- Items from an interface collection
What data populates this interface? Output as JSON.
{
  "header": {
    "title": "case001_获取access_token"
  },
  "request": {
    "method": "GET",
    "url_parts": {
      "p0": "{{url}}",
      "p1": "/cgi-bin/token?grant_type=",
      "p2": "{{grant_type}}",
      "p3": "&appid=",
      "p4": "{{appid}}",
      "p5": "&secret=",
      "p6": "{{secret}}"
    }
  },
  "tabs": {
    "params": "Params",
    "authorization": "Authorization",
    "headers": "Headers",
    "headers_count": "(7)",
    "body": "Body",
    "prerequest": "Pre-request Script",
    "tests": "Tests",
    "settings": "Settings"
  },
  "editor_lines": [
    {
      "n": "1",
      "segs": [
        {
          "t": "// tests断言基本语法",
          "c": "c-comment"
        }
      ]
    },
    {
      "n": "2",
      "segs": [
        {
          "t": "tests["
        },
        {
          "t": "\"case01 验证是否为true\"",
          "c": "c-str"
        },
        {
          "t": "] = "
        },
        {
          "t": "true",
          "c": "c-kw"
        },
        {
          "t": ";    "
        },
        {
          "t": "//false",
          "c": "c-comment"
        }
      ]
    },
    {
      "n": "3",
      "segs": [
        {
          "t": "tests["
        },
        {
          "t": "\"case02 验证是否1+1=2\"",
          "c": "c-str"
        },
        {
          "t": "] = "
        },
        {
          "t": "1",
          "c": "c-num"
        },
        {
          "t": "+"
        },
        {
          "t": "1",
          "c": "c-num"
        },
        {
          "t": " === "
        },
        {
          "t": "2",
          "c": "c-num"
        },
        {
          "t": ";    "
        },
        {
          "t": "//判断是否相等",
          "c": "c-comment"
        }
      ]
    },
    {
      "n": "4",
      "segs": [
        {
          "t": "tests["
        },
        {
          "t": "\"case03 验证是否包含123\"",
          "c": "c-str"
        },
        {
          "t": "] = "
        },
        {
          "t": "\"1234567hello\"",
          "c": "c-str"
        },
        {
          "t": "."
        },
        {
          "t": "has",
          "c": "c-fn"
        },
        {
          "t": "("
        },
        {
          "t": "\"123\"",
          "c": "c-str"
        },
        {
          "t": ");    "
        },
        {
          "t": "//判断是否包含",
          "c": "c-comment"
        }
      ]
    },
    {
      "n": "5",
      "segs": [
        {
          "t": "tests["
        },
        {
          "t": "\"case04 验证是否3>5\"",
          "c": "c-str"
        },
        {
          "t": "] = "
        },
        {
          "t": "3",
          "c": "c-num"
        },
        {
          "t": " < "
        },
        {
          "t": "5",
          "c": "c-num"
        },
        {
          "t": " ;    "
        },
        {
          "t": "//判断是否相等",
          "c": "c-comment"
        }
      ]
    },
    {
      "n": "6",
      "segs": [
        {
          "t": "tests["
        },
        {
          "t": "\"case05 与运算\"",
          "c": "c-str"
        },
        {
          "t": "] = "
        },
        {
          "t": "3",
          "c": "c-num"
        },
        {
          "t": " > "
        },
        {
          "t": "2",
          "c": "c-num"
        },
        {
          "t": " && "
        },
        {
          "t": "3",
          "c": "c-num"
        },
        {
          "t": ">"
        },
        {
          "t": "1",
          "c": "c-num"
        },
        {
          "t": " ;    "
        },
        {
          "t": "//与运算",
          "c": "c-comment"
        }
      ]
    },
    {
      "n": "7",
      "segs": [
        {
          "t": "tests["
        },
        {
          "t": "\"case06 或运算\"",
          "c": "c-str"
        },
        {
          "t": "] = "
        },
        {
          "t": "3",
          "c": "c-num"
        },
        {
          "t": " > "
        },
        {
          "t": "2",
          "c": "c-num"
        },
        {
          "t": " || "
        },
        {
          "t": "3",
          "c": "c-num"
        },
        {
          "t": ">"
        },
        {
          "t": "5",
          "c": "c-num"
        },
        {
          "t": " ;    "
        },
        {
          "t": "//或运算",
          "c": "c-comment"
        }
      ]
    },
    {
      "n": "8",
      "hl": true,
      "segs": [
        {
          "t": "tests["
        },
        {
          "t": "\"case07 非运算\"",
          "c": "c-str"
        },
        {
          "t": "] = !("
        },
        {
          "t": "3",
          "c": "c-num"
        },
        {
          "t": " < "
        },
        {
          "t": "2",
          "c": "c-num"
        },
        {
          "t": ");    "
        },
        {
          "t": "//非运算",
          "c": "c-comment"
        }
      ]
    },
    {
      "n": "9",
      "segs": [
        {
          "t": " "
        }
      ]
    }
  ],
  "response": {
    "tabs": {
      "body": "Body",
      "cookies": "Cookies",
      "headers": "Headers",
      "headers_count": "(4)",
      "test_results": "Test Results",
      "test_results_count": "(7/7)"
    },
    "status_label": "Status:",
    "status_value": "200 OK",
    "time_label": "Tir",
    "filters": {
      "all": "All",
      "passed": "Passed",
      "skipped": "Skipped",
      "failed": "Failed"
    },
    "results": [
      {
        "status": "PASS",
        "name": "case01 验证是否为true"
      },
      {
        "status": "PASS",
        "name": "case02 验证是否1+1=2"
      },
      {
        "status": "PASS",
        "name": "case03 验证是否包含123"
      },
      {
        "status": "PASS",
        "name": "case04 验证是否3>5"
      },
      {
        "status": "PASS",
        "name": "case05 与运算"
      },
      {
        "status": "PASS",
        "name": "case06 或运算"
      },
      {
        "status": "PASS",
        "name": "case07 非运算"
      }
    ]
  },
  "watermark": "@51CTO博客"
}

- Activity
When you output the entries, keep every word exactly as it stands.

- Completed exercise
What data populates this interface? Output as JSON.
{
  "header": {
    "title": "case001_获取access_token"
  },
  "request": {
    "method": "GET",
    "url_parts": {
      "p0": "{{url}}",
      "p1": "/cgi-bin/token?grant_type=",
      "p2": "{{grant_type}}",
      "p3": "&appid=",
      "p4": "{{appid}}",
      "p5": "&secret=",
      "p6": "{{secret}}"
    }
  },
  "tabs": {
    "params": "Params",
    "authorization": "Authorization",
    "headers": "Headers",
    "headers_count": "(7)",
    "body": "Body",
    "prerequest": "Pre-request Script",
    "tests": "Tests",
    "settings": "Settings"
  },
  "editor_lines": [
    {
      "n": "1",
      "segs": [
        {
          "t": "// tests断言基本语法",
          "c": "c-comment"
        }
      ]
    },
    {
      "n": "2",
      "segs": [
        {
          "t": "tests["
        },
        {
          "t": "\"case01 验证是否为true\"",
          "c": "c-str"
        },
        {
          "t": "] = "
        },
        {
          "t": "true",
          "c": "c-kw"
        },
        {
          "t": ";    "
        },
        {
          "t": "//false",
          "c": "c-comment"
        }
      ]
    },
    {
      "n": "3",
      "segs": [
        {
          "t": "tests["
        },
        {
          "t": "\"case02 验证是否1+1=2\"",
          "c": "c-str"
        },
        {
          "t": "] = "
        },
        {
          "t": "1",
          "c": "c-num"
        },
        {
          "t": "+"
        },
        {
          "t": "1",
          "c": "c-num"
        },
        {
          "t": " === "
        },
        {
          "t": "2",
          "c": "c-num"
        },
        {
          "t": ";    "
        },
        {
          "t": "//判断是否相等",
          "c": "c-comment"
        }
      ]
    },
    {
      "n": "4",
      "segs": [
        {
          "t": "tests["
        },
        {
          "t": "\"case03 验证是否包含123\"",
          "c": "c-str"
        },
        {
          "t": "] = "
        },
        {
          "t": "\"1234567hello\"",
          "c": "c-str"
        },
        {
          "t": "."
        },
        {
          "t": "has",
          "c": "c-fn"
        },
        {
          "t": "("
        },
        {
          "t": "\"123\"",
          "c": "c-str"
        },
        {
          "t": ");    "
        },
        {
          "t": "//判断是否包含",
          "c": "c-comment"
        }
      ]
    },
    {
      "n": "5",
      "segs": [
        {
          "t": "tests["
        },
        {
          "t": "\"case04 验证是否3>5\"",
          "c": "c-str"
        },
        {
          "t": "] = "
        },
        {
          "t": "3",
          "c": "c-num"
        },
        {
          "t": " < "
        },
        {
          "t": "5",
          "c": "c-num"
        },
        {
          "t": " ;    "
        },
        {
          "t": "//判断是否相等",
          "c": "c-comment"
        }
      ]
    },
    {
      "n": "6",
      "segs": [
        {
          "t": "tests["
        },
        {
          "t": "\"case05 与运算\"",
          "c": "c-str"
        },
        {
          "t": "] = "
        },
        {
          "t": "3",
          "c": "c-num"
        },
        {
          "t": " > "
        },
        {
          "t": "2",
          "c": "c-num"
        },
        {
          "t": " && "
        },
        {
          "t": "3",
          "c": "c-num"
        },
        {
          "t": ">"
        },
        {
          "t": "1",
          "c": "c-num"
        },
        {
          "t": " ;    "
        },
        {
          "t": "//与运算",
          "c": "c-comment"
        }
      ]
    },
    {
      "n": "7",
      "segs": [
        {
          "t": "tests["
        },
        {
          "t": "\"case06 或运算\"",
          "c": "c-str"
        },
        {
          "t": "] = "
        },
        {
          "t": "3",
          "c": "c-num"
        },
        {
          "t": " > "
        },
        {
          "t": "2",
          "c": "c-num"
        },
        {
          "t": " || "
        },
        {
          "t": "3",
          "c": "c-num"
        },
        {
          "t": ">"
        },
        {
          "t": "5",
          "c": "c-num"
        },
        {
          "t": " ;    "
        },
        {
          "t": "//或运算",
          "c": "c-comment"
        }
      ]
    },
    {
      "n": "8",
      "hl": true,
      "segs": [
        {
          "t": "tests["
        },
        {
          "t": "\"case07 非运算\"",
          "c": "c-str"
        },
        {
          "t": "] = !("
        },
        {
          "t": "3",
          "c": "c-num"
        },
        {
          "t": " < "
        },
        {
          "t": "2",
          "c": "c-num"
        },
        {
          "t": ");    "
        },
        {
          "t": "//非运算",
          "c": "c-comment"
        }
      ]
    },
    {
      "n": "9",
      "segs": [
        {
          "t": " "
        }
      ]
    }
  ],
  "response": {
    "tabs": {
      "body": "Body",
      "cookies": "Cookies",
      "headers": "Headers",
      "headers_count": "(4)",
      "test_results": "Test Results",
      "test_results_count": "(7/7)"
    },
    "status_label": "Status:",
    "status_value": "200 OK",
    "time_label": "Tir",
    "filters": {
      "all": "All",
      "passed": "Passed",
      "skipped": "Skipped",
      "failed": "Failed"
    },
    "results": [
      {
        "status": "PASS",
        "name": "case01 验证是否为true"
      },
      {
        "status": "PASS",
        "name": "case02 验证是否1+1=2"
      },
      {
        "status": "PASS",
        "name": "case03 验证是否包含123"
      },
      {
        "status": "PASS",
        "name": "case04 验证是否3>5"
      },
      {
        "status": "PASS",
        "name": "case05 与运算"
      },
      {
        "status": "PASS",
        "name": "case06 或运算"
      },
      {
        "status": "PASS",
        "name": "case07 非运算"
      }
    ]
  },
  "watermark": "@51CTO博客"
}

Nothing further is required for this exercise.